## Task goal:
Copies of all lines containing the string "orange" are needed from the data below.
━━━ Data provided ━━━
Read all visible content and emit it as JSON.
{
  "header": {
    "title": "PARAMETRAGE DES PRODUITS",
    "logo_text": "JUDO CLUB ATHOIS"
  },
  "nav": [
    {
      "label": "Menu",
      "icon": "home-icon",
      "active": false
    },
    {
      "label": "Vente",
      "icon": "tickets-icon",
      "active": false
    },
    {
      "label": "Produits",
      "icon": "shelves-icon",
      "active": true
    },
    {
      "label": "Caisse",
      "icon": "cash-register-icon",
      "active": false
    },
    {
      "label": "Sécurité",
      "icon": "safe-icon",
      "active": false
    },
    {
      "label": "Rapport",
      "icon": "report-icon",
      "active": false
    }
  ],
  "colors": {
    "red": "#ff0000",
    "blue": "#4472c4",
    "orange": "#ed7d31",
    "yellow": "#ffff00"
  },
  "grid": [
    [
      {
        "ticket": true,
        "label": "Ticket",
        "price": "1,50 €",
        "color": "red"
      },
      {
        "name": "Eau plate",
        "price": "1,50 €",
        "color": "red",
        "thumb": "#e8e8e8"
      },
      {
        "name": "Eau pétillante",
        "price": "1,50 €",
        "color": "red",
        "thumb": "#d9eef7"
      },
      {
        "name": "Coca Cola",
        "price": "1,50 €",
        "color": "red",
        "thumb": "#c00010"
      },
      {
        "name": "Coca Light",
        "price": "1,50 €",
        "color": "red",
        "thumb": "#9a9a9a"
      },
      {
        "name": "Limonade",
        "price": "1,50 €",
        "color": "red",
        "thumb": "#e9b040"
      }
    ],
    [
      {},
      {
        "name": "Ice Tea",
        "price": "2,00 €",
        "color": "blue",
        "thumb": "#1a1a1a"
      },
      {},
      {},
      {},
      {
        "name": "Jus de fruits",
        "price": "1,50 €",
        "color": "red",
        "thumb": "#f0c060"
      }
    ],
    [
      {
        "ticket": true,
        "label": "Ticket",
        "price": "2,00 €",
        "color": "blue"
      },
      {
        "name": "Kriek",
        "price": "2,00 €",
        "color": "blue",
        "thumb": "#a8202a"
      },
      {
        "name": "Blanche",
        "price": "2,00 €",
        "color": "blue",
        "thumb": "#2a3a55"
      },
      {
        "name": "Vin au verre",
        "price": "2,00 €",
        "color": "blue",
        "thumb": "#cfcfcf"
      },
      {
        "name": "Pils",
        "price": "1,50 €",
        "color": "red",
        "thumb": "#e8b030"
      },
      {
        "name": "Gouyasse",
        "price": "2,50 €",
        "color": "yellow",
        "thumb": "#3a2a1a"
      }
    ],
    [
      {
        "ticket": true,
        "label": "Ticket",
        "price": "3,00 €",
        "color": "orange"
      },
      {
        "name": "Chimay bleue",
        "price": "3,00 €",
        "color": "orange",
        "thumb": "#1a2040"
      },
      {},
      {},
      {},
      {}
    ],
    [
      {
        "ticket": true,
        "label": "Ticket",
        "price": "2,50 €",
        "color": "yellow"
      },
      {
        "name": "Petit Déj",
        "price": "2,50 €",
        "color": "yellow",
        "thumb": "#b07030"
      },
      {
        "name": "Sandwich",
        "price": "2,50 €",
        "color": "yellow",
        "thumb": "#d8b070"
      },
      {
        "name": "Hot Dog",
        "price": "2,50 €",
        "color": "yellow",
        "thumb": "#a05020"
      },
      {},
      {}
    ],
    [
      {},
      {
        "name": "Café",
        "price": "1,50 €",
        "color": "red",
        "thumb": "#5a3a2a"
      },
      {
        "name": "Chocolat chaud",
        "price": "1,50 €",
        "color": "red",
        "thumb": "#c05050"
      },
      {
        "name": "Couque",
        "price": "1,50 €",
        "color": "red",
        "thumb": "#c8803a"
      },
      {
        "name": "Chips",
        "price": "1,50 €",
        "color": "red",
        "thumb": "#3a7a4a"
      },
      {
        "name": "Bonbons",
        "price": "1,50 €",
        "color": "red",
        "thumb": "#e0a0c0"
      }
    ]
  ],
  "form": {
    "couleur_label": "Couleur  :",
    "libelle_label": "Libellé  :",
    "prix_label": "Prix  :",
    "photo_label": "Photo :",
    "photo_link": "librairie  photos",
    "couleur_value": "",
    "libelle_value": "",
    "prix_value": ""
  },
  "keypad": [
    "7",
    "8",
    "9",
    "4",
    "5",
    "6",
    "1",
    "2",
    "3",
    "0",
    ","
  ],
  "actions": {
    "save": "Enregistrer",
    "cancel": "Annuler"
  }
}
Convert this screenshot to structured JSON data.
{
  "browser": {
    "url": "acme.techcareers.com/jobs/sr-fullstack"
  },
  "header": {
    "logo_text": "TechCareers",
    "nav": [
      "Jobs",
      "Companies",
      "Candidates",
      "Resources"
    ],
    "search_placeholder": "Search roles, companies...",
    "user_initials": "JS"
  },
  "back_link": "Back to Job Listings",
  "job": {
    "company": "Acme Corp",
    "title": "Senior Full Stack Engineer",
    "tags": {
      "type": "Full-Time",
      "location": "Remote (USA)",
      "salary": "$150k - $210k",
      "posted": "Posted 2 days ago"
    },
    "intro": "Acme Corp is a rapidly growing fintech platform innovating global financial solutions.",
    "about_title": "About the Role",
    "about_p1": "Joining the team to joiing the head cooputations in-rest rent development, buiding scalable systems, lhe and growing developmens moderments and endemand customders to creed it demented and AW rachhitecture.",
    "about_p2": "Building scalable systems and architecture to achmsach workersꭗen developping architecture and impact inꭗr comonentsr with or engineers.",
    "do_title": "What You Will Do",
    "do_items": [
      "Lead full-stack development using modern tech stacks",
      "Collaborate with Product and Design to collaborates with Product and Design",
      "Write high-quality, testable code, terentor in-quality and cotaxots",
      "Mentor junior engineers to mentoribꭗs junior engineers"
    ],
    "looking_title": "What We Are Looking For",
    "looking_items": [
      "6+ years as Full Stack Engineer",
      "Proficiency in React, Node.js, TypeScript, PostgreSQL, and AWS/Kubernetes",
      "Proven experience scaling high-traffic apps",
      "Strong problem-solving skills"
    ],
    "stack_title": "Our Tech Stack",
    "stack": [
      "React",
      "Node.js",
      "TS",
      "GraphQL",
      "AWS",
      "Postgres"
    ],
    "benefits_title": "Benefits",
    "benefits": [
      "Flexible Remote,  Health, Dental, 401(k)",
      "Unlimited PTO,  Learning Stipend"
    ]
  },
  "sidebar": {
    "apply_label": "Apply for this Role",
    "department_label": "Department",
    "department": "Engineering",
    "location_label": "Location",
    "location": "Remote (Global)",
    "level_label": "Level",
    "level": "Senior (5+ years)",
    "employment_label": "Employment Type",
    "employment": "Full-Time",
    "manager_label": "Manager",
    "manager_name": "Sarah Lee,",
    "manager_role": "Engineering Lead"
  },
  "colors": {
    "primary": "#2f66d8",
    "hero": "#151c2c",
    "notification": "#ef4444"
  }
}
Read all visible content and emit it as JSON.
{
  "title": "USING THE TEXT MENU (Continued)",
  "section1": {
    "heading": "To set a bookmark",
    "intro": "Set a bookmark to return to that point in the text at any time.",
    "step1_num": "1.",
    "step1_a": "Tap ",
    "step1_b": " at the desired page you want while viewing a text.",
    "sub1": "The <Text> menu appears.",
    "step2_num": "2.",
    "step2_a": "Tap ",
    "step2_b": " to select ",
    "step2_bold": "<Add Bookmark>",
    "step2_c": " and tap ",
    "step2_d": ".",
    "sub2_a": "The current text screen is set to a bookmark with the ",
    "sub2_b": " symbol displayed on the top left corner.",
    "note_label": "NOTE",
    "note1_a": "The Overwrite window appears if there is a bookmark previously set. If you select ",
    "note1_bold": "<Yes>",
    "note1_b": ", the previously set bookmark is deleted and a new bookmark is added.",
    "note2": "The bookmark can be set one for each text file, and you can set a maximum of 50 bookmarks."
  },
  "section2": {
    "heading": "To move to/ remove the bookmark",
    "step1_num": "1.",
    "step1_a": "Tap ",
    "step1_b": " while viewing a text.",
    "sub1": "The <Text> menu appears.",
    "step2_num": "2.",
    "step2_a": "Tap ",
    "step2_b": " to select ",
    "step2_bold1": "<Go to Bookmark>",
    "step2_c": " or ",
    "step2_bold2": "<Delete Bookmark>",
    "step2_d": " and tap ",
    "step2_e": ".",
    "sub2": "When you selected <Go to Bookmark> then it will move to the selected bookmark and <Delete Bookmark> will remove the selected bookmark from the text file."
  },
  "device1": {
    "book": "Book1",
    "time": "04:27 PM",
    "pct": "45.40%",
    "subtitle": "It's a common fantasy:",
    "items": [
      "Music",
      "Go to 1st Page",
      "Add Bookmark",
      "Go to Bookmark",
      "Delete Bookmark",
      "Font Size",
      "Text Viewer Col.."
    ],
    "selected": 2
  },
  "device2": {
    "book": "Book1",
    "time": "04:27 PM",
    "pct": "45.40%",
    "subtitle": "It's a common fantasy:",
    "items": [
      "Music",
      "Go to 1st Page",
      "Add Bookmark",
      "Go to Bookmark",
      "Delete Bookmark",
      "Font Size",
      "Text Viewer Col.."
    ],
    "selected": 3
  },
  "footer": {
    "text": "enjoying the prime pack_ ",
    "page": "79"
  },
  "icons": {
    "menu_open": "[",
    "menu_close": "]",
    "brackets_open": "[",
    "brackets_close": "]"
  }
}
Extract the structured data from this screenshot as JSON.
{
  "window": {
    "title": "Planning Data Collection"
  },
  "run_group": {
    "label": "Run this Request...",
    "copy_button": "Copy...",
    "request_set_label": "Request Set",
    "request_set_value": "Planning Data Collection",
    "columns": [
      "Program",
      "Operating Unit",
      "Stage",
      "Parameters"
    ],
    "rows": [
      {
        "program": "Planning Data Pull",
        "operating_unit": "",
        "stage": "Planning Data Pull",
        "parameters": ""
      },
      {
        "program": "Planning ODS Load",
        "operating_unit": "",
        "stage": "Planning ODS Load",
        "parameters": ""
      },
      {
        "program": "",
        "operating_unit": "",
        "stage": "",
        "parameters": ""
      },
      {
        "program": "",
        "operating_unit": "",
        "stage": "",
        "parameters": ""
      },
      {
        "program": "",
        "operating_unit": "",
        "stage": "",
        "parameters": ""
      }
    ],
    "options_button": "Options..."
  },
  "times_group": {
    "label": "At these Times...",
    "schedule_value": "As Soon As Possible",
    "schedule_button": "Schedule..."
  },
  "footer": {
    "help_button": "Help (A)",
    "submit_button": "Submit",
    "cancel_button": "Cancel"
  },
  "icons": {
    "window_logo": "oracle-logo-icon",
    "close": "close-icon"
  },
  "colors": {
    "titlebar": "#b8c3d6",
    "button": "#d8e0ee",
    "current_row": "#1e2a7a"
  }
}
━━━
## Answer section:
    "orange": "#ed7d31",
        "color": "orange"
        "color": "orange",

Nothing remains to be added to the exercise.